We broke the boom jaws and spreaders which possibly sprung the mast. The John Leather “Gaff Rig Handbook” mentions “… suddenly fails in a hard blow it may also damage or spring the mast”. However, we did not see the delamination but it has possibly opened up with time. We replaced the jaws and fixed the spreaders without taking the mast out hence the mess around the spreaders cheeks but that is cosmetic and easy fixed. We just need to clean up the Sika on the Cheeks and mast, then mask it up and reapply Sika to a neat finish. I am fairly confident the spreaders are firmly fixed to the mast but please check this?
We do however, need a bit more to do with the delamination and reinforcing that area without anything metal that aids rot and water ingress to the mast. I have re-though my comment about using dump pins and also I heard some one suggest a metal gusset. The one issue with masts is to make sure all potential water ingress is minimised to prevent weak spots and dry rot in the mast. S.S. Gussets or Bands will hold water underneath them and cause dry rot over time.
So I suggest the solution is once the mast is back to bare wood;
- Clean out and vacuum the delamination crack.
- Make at least three clamping blocks as per the attached drawings.
- Purchase some 75mm Kevlar or Carbon Fibre tape, enough for at least three rounds per bandage as per the drawings. Making sure there is one under each strop placement will also double to prevent chafing as well as holding the mast delamination together.
- Once all cleaned up and dried apply some epoxy to the delamination gap then apply the clamp blocks. Where the clamp block go over the delamination gap apply some Vaseline to the blocks. This will work as a release agent.
- Then where the bandages will go apply a thin coat of epoxy and then wrap the bandage for at least 3 rounds. The epoxy should hold it in place. Apply a thin coat of epoxy over the bandage, do not over do it with the epoxy.
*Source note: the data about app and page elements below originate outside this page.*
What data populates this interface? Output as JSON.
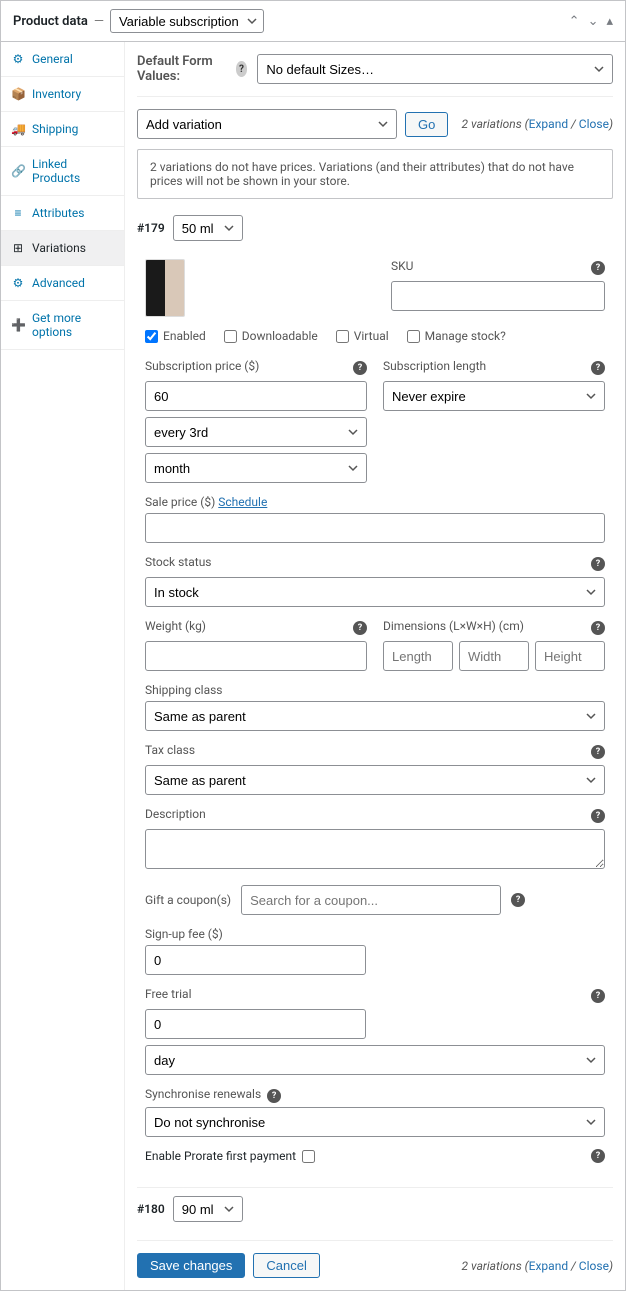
{
  "header": {
    "title": "Product data",
    "sep": "—",
    "product_type": "Variable subscription"
  },
  "sidebar": {
    "items": [
      {
        "icon": "⚙",
        "label": "General"
      },
      {
        "icon": "📦",
        "label": "Inventory"
      },
      {
        "icon": "🚚",
        "label": "Shipping"
      },
      {
        "icon": "🔗",
        "label": "Linked Products"
      },
      {
        "icon": "≡",
        "label": "Attributes"
      },
      {
        "icon": "⊞",
        "label": "Variations"
      },
      {
        "icon": "⚙",
        "label": "Advanced"
      },
      {
        "icon": "➕",
        "label": "Get more options"
      }
    ]
  },
  "top": {
    "default_label": "Default Form Values:",
    "default_value": "No default Sizes…",
    "add_variation": "Add variation",
    "go_button": "Go",
    "variations_count": "2 variations",
    "expand": "Expand",
    "close": "Close",
    "sep": " / ",
    "paren_open": "(",
    "paren_close": ")"
  },
  "notice": "2 variations do not have prices. Variations and their attributes that do not have prices will not be shown in your store.",
  "notice_full": "2 variations do not have prices. Variations (and their attributes) that do not have prices will not be shown in your store.",
  "v179": {
    "id": "#179",
    "size": "50 ml",
    "sku_label": "SKU",
    "sku": "",
    "cb_enabled": "Enabled",
    "cb_downloadable": "Downloadable",
    "cb_virtual": "Virtual",
    "cb_manage_stock": "Manage stock?",
    "sub_price_label": "Subscription price ($)",
    "sub_price": "60",
    "interval": "every 3rd",
    "period": "month",
    "sub_length_label": "Subscription length",
    "sub_length": "Never expire",
    "sale_label": "Sale price ($) ",
    "sale_schedule": "Schedule",
    "sale_value": "",
    "stock_label": "Stock status",
    "stock_value": "In stock",
    "weight_label": "Weight (kg)",
    "weight_value": "",
    "dims_label": "Dimensions (L×W×H) (cm)",
    "dims_length": "Length",
    "dims_width": "Width",
    "dims_height": "Height",
    "shipping_label": "Shipping class",
    "shipping_value": "Same as parent",
    "tax_label": "Tax class",
    "tax_value": "Same as parent",
    "desc_label": "Description",
    "desc_value": "",
    "gift_label": "Gift a coupon(s)",
    "gift_placeholder": "Search for a coupon...",
    "signup_label": "Sign-up fee ($)",
    "signup_value": "0",
    "trial_label": "Free trial",
    "trial_value": "0",
    "trial_period": "day",
    "sync_label": "Synchronise renewals",
    "sync_value": "Do not synchronise",
    "prorate_label": "Enable Prorate first payment"
  },
  "v180": {
    "id": "#180",
    "size": "90 ml"
  },
  "footer": {
    "save": "Save changes",
    "cancel": "Cancel",
    "variations_count": "2 variations",
    "expand": "Expand",
    "close": "Close"
  }
}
- Then layer the strip over the delamination gap by applying a thin coat of epoxy over it first then lay the strip into the epoxy. Once the strip has adhered give it another light coat of epoxy.
- Each day for 3 days rub the bandages and strip back lightly, clean it with acetone. Then apply another thin coat of epoxy.
- Do not oil the mast until this work is complete.
This remedy should allow the mast to serve us for a good few years.